Georgiadis offers a frank and occasionally painful assessment of his own shortcomings – a tendency to moodiness, a deep shyness, a short fuse and a lack of diplomacy - resulting in personal embarrassment and regular friction with conductors. One famous Italian maestro even refused to conduct the LSO while he remained leader. He acknowledges having been in a privileged position as an orchestral leader, yet finding himself reaching crisis point, compelling him to relinquish his post. At times he comes across as a lost soul “on the edge of a precipice.” At the age of 38 he quit the LSO for the second time. Redemption came in an unlikely form. He sought guidance from a conductor whom he had previously found inspiring, Sergiu Celibidache, and enrolled in his conducting classes; the maestro thereafter assumed the role of mentor, as Georgiadis embarked on the next phase of his musical career. Georgiadis devotes more space in his book to Celibidache than any other conductor and it is evident that he regarded him as a source of enlightenment as much as a teacher of conducting techniques.
In recent times, John Georgiadis has demonstrated his versatility, engaging in a wide range of musical activities: education work, playing in chamber groups, conducting the London New Year Concerts, making CDs of Viennese music and conducting with the Essex Youth and Bangkok Symphony Orchestras. He seems to have relished the variety and challenge offered in these roles and to have achieved a state of relative calm in the process! Having recently observed young conductors on the podium, he expresses optimism for the future. Can we now safely assume that the future for orchestral players is tyrant-free?

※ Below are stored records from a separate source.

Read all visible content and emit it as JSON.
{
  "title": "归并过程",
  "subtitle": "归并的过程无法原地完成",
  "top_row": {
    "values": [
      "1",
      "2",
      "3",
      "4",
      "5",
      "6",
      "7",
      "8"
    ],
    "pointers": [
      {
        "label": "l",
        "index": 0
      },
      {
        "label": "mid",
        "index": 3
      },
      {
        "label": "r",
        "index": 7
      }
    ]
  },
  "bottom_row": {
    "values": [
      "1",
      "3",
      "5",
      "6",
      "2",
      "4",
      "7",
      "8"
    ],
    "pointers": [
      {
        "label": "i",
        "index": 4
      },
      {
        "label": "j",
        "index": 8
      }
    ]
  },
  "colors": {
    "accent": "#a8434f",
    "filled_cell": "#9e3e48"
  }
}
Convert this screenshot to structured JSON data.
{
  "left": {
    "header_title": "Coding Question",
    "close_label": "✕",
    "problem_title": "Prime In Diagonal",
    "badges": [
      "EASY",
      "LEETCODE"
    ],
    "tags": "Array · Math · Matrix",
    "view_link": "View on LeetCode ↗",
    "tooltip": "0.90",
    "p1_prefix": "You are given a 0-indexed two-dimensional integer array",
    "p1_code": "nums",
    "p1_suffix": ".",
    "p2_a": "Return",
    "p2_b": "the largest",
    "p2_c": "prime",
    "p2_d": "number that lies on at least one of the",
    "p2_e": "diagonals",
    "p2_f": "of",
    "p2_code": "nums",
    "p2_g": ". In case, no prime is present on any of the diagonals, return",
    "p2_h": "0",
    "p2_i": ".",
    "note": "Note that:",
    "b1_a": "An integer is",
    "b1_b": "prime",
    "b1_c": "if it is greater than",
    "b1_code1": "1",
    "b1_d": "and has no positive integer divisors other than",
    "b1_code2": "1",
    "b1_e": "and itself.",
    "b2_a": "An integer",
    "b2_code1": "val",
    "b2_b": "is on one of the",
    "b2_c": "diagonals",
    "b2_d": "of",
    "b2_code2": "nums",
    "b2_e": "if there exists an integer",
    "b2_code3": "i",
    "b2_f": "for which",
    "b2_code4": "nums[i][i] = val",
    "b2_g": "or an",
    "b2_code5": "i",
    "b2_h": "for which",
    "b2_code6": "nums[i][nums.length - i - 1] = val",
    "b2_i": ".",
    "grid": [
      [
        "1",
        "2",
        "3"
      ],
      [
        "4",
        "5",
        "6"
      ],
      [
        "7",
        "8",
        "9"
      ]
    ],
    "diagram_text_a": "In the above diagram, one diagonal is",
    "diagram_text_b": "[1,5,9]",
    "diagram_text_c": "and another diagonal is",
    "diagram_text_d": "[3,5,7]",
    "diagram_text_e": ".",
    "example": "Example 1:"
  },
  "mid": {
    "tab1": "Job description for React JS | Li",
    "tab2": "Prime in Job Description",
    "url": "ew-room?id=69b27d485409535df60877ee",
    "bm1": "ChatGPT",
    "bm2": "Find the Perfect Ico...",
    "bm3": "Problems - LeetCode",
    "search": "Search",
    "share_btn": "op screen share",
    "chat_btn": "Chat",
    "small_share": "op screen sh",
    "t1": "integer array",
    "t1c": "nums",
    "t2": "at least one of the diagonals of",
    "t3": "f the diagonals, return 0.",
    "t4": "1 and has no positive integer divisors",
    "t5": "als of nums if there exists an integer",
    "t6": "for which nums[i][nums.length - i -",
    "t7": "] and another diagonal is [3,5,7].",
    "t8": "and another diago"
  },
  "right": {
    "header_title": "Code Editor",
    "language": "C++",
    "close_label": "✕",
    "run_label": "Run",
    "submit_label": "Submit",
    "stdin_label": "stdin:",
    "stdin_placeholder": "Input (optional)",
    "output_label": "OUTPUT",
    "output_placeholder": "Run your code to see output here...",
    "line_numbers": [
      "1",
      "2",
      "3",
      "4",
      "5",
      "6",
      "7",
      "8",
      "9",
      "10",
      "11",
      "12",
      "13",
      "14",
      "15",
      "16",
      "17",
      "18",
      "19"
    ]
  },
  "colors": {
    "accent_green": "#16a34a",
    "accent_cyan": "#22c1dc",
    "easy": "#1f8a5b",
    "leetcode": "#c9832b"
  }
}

To sum up, this is a very entertaining read, providing a deep insight into the orchestral scene in London. The central core of the book is crammed with musical personalities and anecdotes which come thick and fast. This section may seem a bit episodic and may have benefited from some pruning, as all of the stories are not equally enthralling. The book may be best read by dipping in and picking out certain names or topics which appeal. To facilitate this, the book contains an alphabetical index of musicians, critics and others from the musical world. John Georgiadis relates many episodes from what has been a fascinating and varied life and he writes in an open, fluent and humorous style. The arresting and dramatic opening to this book bodes well for the next chapter in his life, as an author of fiction. He has just published his first novel.